[Entries from a dataset of interfaces]
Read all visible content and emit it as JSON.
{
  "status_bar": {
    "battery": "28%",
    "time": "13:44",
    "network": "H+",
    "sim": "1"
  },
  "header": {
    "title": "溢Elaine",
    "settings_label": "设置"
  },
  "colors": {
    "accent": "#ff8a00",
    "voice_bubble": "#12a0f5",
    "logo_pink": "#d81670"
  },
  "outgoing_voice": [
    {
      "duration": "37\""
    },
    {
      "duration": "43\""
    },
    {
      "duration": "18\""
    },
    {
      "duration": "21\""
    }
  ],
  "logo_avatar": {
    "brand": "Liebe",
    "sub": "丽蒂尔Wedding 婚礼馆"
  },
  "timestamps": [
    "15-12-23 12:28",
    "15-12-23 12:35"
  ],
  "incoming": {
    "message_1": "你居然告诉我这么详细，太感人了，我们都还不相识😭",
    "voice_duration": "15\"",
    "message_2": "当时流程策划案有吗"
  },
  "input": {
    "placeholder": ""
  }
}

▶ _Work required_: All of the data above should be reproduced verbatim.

▶ _Task solution_:
Read all visible content and emit it as JSON.
{
  "status_bar": {
    "battery": "28%",
    "time": "13:44",
    "network": "H+",
    "sim": "1"
  },
  "header": {
    "title": "溢Elaine",
    "settings_label": "设置"
  },
  "colors": {
    "accent": "#ff8a00",
    "voice_bubble": "#12a0f5",
    "logo_pink": "#d81670"
  },
  "outgoing_voice": [
    {
      "duration": "37\""
    },
    {
      "duration": "43\""
    },
    {
      "duration": "18\""
    },
    {
      "duration": "21\""
    }
  ],
  "logo_avatar": {
    "brand": "Liebe",
    "sub": "丽蒂尔Wedding 婚礼馆"
  },
  "timestamps": [
    "15-12-23 12:28",
    "15-12-23 12:35"
  ],
  "incoming": {
    "message_1": "你居然告诉我这么详细，太感人了，我们都还不相识😭",
    "voice_duration": "15\"",
    "message_2": "当时流程策划案有吗"
  },
  "input": {
    "placeholder": ""
  }
}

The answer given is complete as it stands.